### Assignment
Repeat the entries that follow, exactly as they are written.

══ Supplied material ══

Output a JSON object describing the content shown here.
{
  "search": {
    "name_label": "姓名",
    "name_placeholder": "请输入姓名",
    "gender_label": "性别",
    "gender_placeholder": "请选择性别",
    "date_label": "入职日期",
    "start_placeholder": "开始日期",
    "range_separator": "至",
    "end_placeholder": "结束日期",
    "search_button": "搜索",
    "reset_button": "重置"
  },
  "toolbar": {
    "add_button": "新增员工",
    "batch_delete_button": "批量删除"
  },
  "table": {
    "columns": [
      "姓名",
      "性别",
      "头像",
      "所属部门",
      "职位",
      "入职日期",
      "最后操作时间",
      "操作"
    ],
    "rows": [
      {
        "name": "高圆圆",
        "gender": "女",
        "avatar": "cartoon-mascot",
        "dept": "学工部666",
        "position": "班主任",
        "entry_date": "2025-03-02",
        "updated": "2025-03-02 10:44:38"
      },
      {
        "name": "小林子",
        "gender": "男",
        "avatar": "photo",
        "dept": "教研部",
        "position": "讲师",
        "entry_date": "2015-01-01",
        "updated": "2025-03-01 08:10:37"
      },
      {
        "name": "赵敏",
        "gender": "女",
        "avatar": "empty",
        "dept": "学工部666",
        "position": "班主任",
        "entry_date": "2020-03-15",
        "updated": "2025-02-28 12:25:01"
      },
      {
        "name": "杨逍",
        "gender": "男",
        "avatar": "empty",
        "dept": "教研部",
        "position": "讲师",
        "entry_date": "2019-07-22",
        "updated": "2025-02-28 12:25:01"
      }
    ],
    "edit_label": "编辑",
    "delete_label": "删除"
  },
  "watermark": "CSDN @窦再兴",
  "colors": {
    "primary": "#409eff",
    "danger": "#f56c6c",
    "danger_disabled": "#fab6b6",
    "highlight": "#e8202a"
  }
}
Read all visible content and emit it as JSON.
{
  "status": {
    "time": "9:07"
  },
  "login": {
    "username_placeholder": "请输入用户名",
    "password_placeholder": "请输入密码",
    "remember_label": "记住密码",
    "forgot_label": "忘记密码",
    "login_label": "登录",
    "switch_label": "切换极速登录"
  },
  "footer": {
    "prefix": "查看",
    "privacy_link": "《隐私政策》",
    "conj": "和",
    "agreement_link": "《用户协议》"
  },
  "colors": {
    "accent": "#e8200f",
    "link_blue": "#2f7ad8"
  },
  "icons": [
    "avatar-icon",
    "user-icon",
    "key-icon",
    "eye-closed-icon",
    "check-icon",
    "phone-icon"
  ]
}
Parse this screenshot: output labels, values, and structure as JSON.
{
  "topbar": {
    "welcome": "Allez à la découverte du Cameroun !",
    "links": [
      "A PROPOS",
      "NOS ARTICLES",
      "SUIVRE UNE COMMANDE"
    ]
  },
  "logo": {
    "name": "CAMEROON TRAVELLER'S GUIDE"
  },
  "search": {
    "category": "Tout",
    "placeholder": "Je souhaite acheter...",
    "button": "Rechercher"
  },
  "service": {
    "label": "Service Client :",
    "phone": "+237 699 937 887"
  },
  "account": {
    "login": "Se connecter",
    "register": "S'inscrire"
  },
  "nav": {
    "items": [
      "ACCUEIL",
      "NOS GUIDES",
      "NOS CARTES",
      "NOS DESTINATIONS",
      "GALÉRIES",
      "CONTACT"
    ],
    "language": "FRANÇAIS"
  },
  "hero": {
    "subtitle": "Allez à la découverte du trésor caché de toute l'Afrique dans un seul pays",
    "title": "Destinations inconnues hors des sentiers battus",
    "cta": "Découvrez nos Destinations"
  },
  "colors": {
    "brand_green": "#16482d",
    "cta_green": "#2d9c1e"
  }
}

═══

### Answer for the task
Output a JSON object describing the content shown here.
{
  "search": {
    "name_label": "姓名",
    "name_placeholder": "请输入姓名",
    "gender_label": "性别",
    "gender_placeholder": "请选择性别",
    "date_label": "入职日期",
    "start_placeholder": "开始日期",
    "range_separator": "至",
    "end_placeholder": "结束日期",
    "search_button": "搜索",
    "reset_button": "重置"
  },
  "toolbar": {
    "add_button": "新增员工",
    "batch_delete_button": "批量删除"
  },
  "table": {
    "columns": [
      "姓名",
      "性别",
      "头像",
      "所属部门",
      "职位",
      "入职日期",
      "最后操作时间",
      "操作"
    ],
    "rows": [
      {
        "name": "高圆圆",
        "gender": "女",
        "avatar": "cartoon-mascot",
        "dept": "学工部666",
        "position": "班主任",
        "entry_date": "2025-03-02",
        "updated": "2025-03-02 10:44:38"
      },
      {
        "name": "小林子",
        "gender": "男",
        "avatar": "photo",
        "dept": "教研部",
        "position": "讲师",
        "entry_date": "2015-01-01",
        "updated": "2025-03-01 08:10:37"
      },
      {
        "name": "赵敏",
        "gender": "女",
        "avatar": "empty",
        "dept": "学工部666",
        "position": "班主任",
        "entry_date": "2020-03-15",
        "updated": "2025-02-28 12:25:01"
      },
      {
        "name": "杨逍",
        "gender": "男",
        "avatar": "empty",
        "dept": "教研部",
        "position": "讲师",
        "entry_date": "2019-07-22",
        "updated": "2025-02-28 12:25:01"
      }
    ],
    "edit_label": "编辑",
    "delete_label": "删除"
  },
  "watermark": "CSDN @窦再兴",
  "colors": {
    "primary": "#409eff",
    "danger": "#f56c6c",
    "danger_disabled": "#fab6b6",
    "highlight": "#e8202a"
  }
}
Read all visible content and emit it as JSON.
{
  "status": {
    "time": "9:07"
  },
  "login": {
    "username_placeholder": "请输入用户名",
    "password_placeholder": "请输入密码",
    "remember_label": "记住密码",
    "forgot_label": "忘记密码",
    "login_label": "登录",
    "switch_label": "切换极速登录"
  },
  "footer": {
    "prefix": "查看",
    "privacy_link": "《隐私政策》",
    "conj": "和",
    "agreement_link": "《用户协议》"
  },
  "colors": {
    "accent": "#e8200f",
    "link_blue": "#2f7ad8"
  },
  "icons": [
    "avatar-icon",
    "user-icon",
    "key-icon",
    "eye-closed-icon",
    "check-icon",
    "phone-icon"
  ]
}
Parse this screenshot: output labels, values, and structure as JSON.
{
  "topbar": {
    "welcome": "Allez à la découverte du Cameroun !",
    "links": [
      "A PROPOS",
      "NOS ARTICLES",
      "SUIVRE UNE COMMANDE"
    ]
  },
  "logo": {
    "name": "CAMEROON TRAVELLER'S GUIDE"
  },
  "search": {
    "category": "Tout",
    "placeholder": "Je souhaite acheter...",
    "button": "Rechercher"
  },
  "service": {
    "label": "Service Client :",
    "phone": "+237 699 937 887"
  },
  "account": {
    "login": "Se connecter",
    "register": "S'inscrire"
  },
  "nav": {
    "items": [
      "ACCUEIL",
      "NOS GUIDES",
      "NOS CARTES",
      "NOS DESTINATIONS",
      "GALÉRIES",
      "CONTACT"
    ],
    "language": "FRANÇAIS"
  },
  "hero": {
    "subtitle": "Allez à la découverte du trésor caché de toute l'Afrique dans un seul pays",
    "title": "Destinations inconnues hors des sentiers battus",
    "cta": "Découvrez nos Destinations"
  },
  "colors": {
    "brand_green": "#16482d",
    "cta_green": "#2d9c1e"
  }
}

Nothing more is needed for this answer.